Anyway, that is just to say that my decision to withdraw the piece had nothing to do with Mrs. Trump hilariously plagiarising Mrs. Obama. The embedding of the rickroll in the midst of it was a touch of genius.
This morning a bird pooed on me but it only hit my hand, so that was a small mercy. And this afternoon I mined out some thesis gold before having Korean food for the first time (in a restaurant at least, since a Korean friend in Aberdeen cooked dinner for me once but she included potatoes because she had heard that Irish people only eat spuds), in a lovely little local place with whimsical cartoons and toys on the wall. My classmate, from Seoul, had told me to order beef bibimbap if I ever went for Korean food and so I did. It was delicious. I was the only person in the restaurant and the old guy running the place advised me on how to eat all the different pieces he served me and sent me away with a Korean sweet (the only unappetising aspect of the meal). When I got home, there was new graffiti on the wall of my building that is utterly delightful.
It is no exaggeration to say that the world seems dark and it appears to be getting darker still. But that is not the end of the story. It was very, very hot yesterday morning in Paris. Or at least it felt that way to me; I have lived on the edge of the North Sea for three years now, after all. I was walking to school through the Luxembourg Gardens, taking a new route, as is my wont. I came in through an unfamiliar gate and stumbled into an area where they were growing these magnificent plants. Hoses arched over the green stalks and automatic sprinklers were arcing water into the air, about 7 feet high. Mini rainbows sprung up across my field of vision. The morning joggers made a beeline to run through the vapour falling from on high, as did I. My shirt was drenched in short order and it was more refreshing than watermelon in the afternoon. I was reminded of this from Gilead:

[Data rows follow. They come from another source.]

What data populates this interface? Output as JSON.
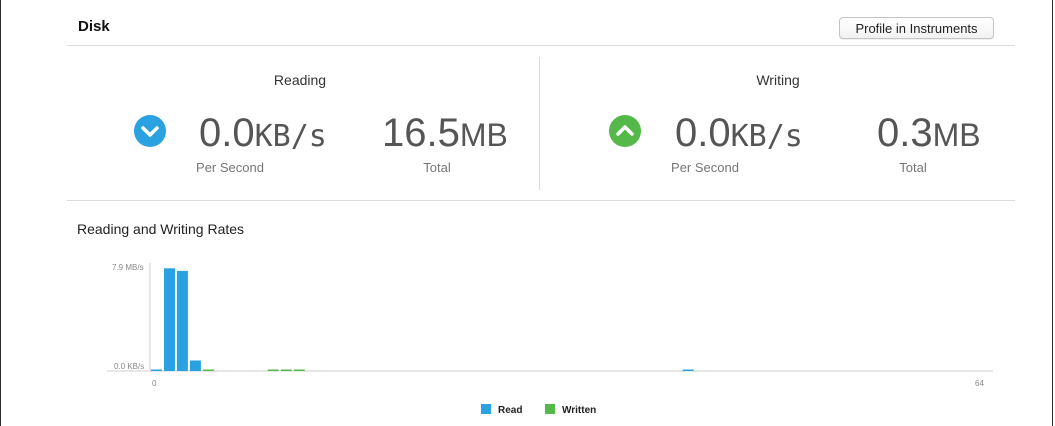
{
  "header": {
    "title": "Disk",
    "profile_button": "Profile in Instruments"
  },
  "reading": {
    "title": "Reading",
    "rate_value": "0.0",
    "rate_unit": "KB/s",
    "rate_label": "Per Second",
    "total_value": "16.5",
    "total_unit": "MB",
    "total_label": "Total",
    "icon": "chevron-down-circle-icon",
    "color": "#2aa1e0"
  },
  "writing": {
    "title": "Writing",
    "rate_value": "0.0",
    "rate_unit": "KB/s",
    "rate_label": "Per Second",
    "total_value": "0.3",
    "total_unit": "MB",
    "total_label": "Total",
    "icon": "chevron-up-circle-icon",
    "color": "#55b94a"
  },
  "chart_data": {
    "type": "bar",
    "title": "Reading and Writing Rates",
    "y_ticks": [
      "7.9 MB/s",
      "0.0 KB/s"
    ],
    "x_ticks": [
      "0",
      "64"
    ],
    "ylim": [
      0,
      7.9
    ],
    "xlim": [
      0,
      64
    ],
    "series": [
      {
        "name": "Read",
        "color": "#2aa1e0",
        "points": [
          [
            0,
            0.1
          ],
          [
            1,
            7.8
          ],
          [
            2,
            7.6
          ],
          [
            3,
            0.8
          ],
          [
            41,
            0.05
          ]
        ]
      },
      {
        "name": "Written",
        "color": "#55b94a",
        "points": [
          [
            4,
            0.05
          ],
          [
            9,
            0.05
          ],
          [
            10,
            0.05
          ],
          [
            11,
            0.05
          ]
        ]
      }
    ]
  }
}
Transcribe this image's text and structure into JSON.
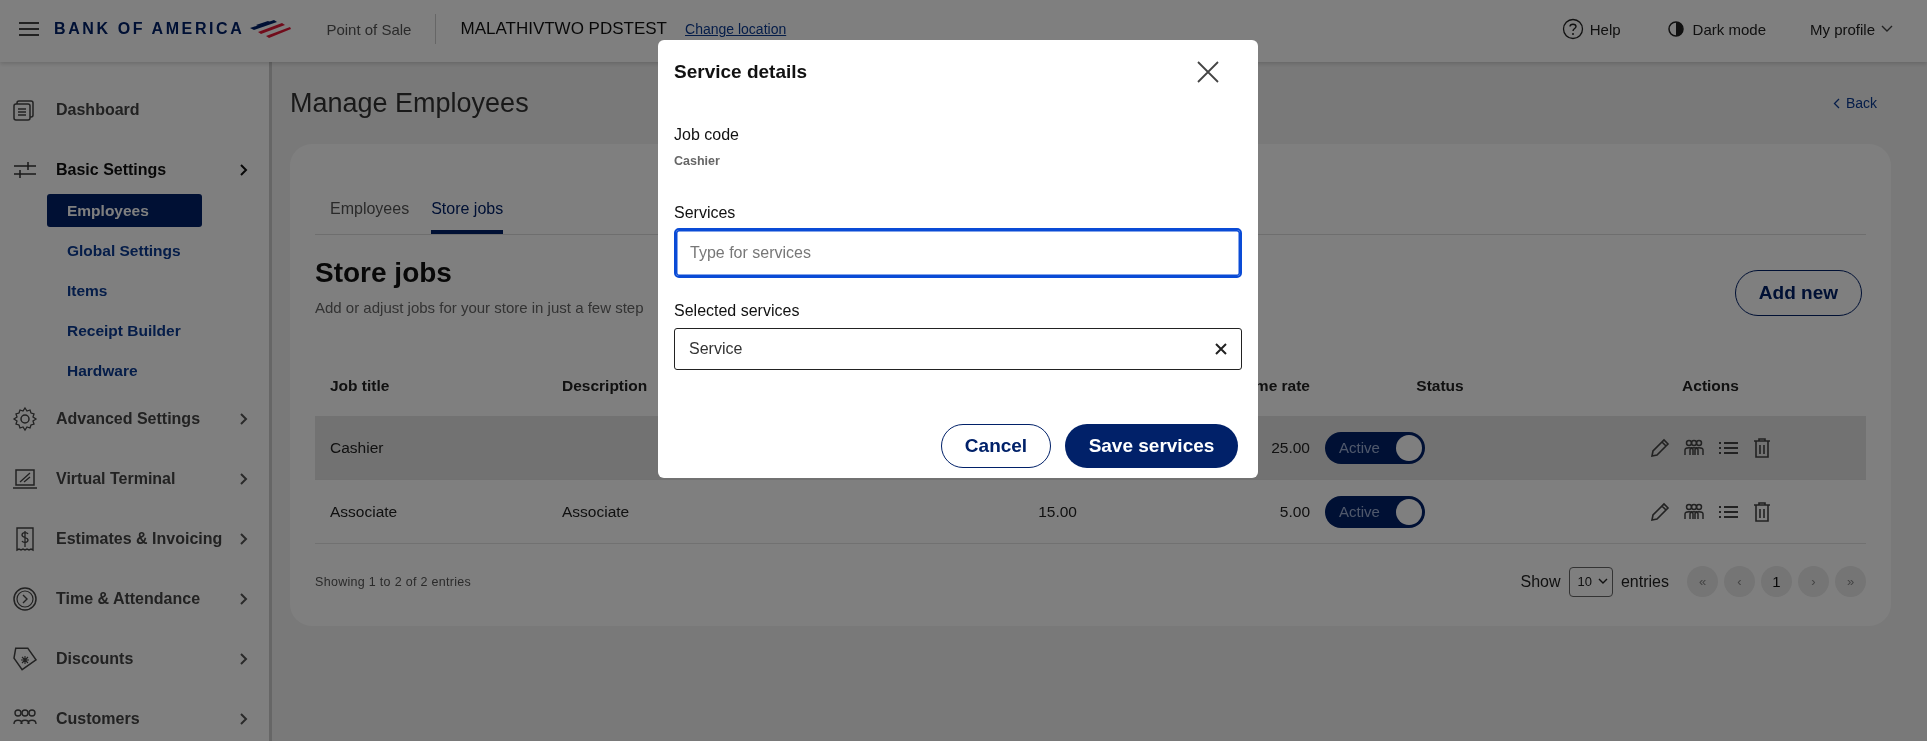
{
  "header": {
    "logo": "BANK OF AMERICA",
    "app": "Point of Sale",
    "store": "MALATHIVTWO PDSTEST",
    "change_link": "Change location",
    "help": "Help",
    "dark_mode": "Dark mode",
    "profile": "My profile"
  },
  "sidebar": {
    "items": [
      {
        "label": "Dashboard",
        "expanded": false
      },
      {
        "label": "Basic Settings",
        "expanded": true,
        "children": [
          {
            "label": "Employees",
            "selected": true
          },
          {
            "label": "Global Settings",
            "selected": false
          },
          {
            "label": "Items",
            "selected": false
          },
          {
            "label": "Receipt Builder",
            "selected": false
          },
          {
            "label": "Hardware",
            "selected": false
          }
        ]
      },
      {
        "label": "Advanced Settings",
        "expanded": false
      },
      {
        "label": "Virtual Terminal",
        "expanded": false
      },
      {
        "label": "Estimates & Invoicing",
        "expanded": false
      },
      {
        "label": "Time & Attendance",
        "expanded": false
      },
      {
        "label": "Discounts",
        "expanded": false
      },
      {
        "label": "Customers",
        "expanded": false
      }
    ]
  },
  "page": {
    "title": "Manage Employees",
    "back": "Back"
  },
  "tabs": [
    {
      "label": "Employees",
      "selected": false
    },
    {
      "label": "Store jobs",
      "selected": true
    }
  ],
  "section": {
    "title": "Store jobs",
    "subtitle": "Add or adjust jobs for your store in just a few step",
    "add_button": "Add new"
  },
  "table": {
    "columns": [
      "Job title",
      "Description",
      "",
      "me rate",
      "Status",
      "Actions"
    ],
    "rows": [
      {
        "cells": [
          "Cashier",
          "",
          "",
          "25.00"
        ],
        "status": "Active",
        "on": true,
        "selected": true
      },
      {
        "cells": [
          "Associate",
          "Associate",
          "15.00",
          "5.00"
        ],
        "status": "Active",
        "on": true,
        "selected": false
      }
    ]
  },
  "footer": {
    "info": "Showing 1 to 2 of 2 entries",
    "show": "Show",
    "page_size": "10",
    "entries": "entries",
    "pages": [
      {
        "label": "«",
        "selected": false
      },
      {
        "label": "‹",
        "selected": false
      },
      {
        "label": "1",
        "selected": true
      },
      {
        "label": "›",
        "selected": false
      },
      {
        "label": "»",
        "selected": false
      }
    ]
  },
  "dialog": {
    "title": "Service details",
    "job_code_label": "Job code",
    "job_code": "Cashier",
    "services_label": "Services",
    "services_placeholder": "Type for services",
    "selected_label": "Selected services",
    "selected": [
      "Service"
    ],
    "cancel": "Cancel",
    "save": "Save services"
  }
}
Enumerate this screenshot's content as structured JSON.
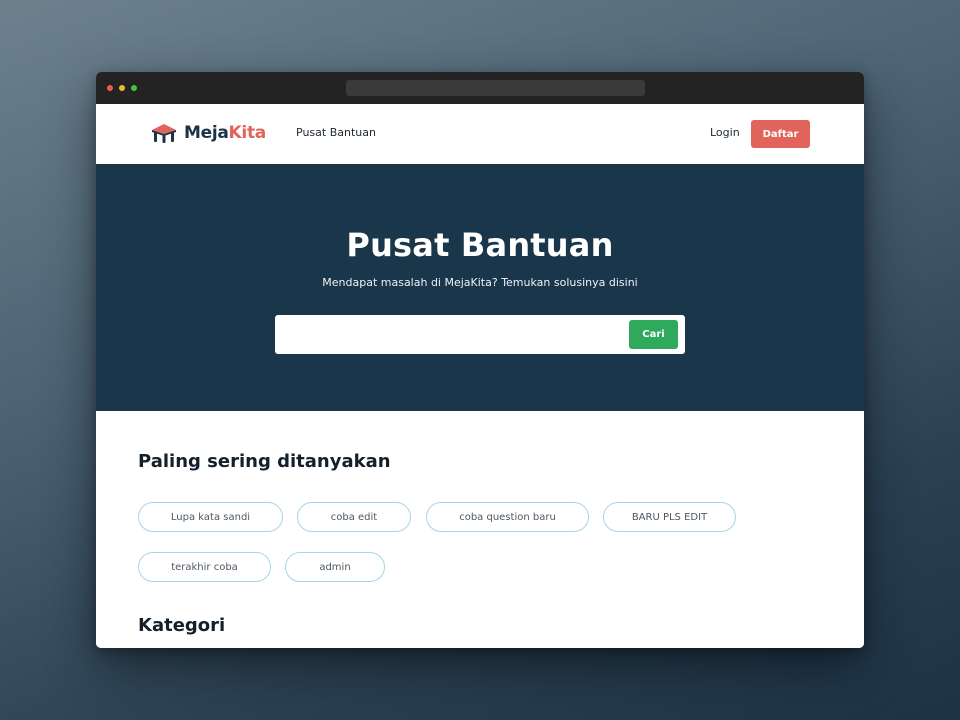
{
  "brand": {
    "name_part1": "Meja",
    "name_part2": "Kita",
    "color_dark": "#1c3346",
    "color_accent": "#e0645a"
  },
  "navbar": {
    "link": "Pusat Bantuan",
    "login": "Login",
    "register": "Daftar"
  },
  "hero": {
    "title": "Pusat Bantuan",
    "subtitle": "Mendapat masalah di MejaKita? Temukan solusinya disini",
    "search_value": "",
    "search_button": "Cari"
  },
  "faq": {
    "title": "Paling sering ditanyakan",
    "items": [
      "Lupa kata sandi",
      "coba edit",
      "coba question baru",
      "BARU PLS EDIT",
      "terakhir coba",
      "admin"
    ]
  },
  "categories": {
    "title": "Kategori"
  },
  "colors": {
    "hero_bg": "#19364a",
    "search_button": "#2faa5c",
    "chip_border": "#a6d5e6"
  }
}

That mention of Feuerbach and joy reminded me of something I saw early one morning a few years ago, as I was walking up to the church. There was a young couple strolling along half a block ahead of me. The sun had come up brilliantly after a heavy rain, and the trees were glistening and very wet. On some impulse, plain exuberance, I suppose, the fellow jumped up and caught hold of a branch, and a storm of luminous water came pouring down on the two of them, and they laughed and took off running, the girl weeping water off her hair and her dress as if she were a little bit disgusted, but she wasn’t. It was a beautiful thing to see, like something from a myth. I don’t know why I thought of that now, except perhaps because it is easy to believe in such moments that water was made primarily for blessing, and only secondarily for growing vegetables or doing the wash.
Ames goes on to add, “I wish I had paid more attention to it.”
When times are dark, that’s when you really have to pay attention. Let’s make sure we pay it for the things that matter.
Your Correspondent, He was right about the stars; each one is a setting sun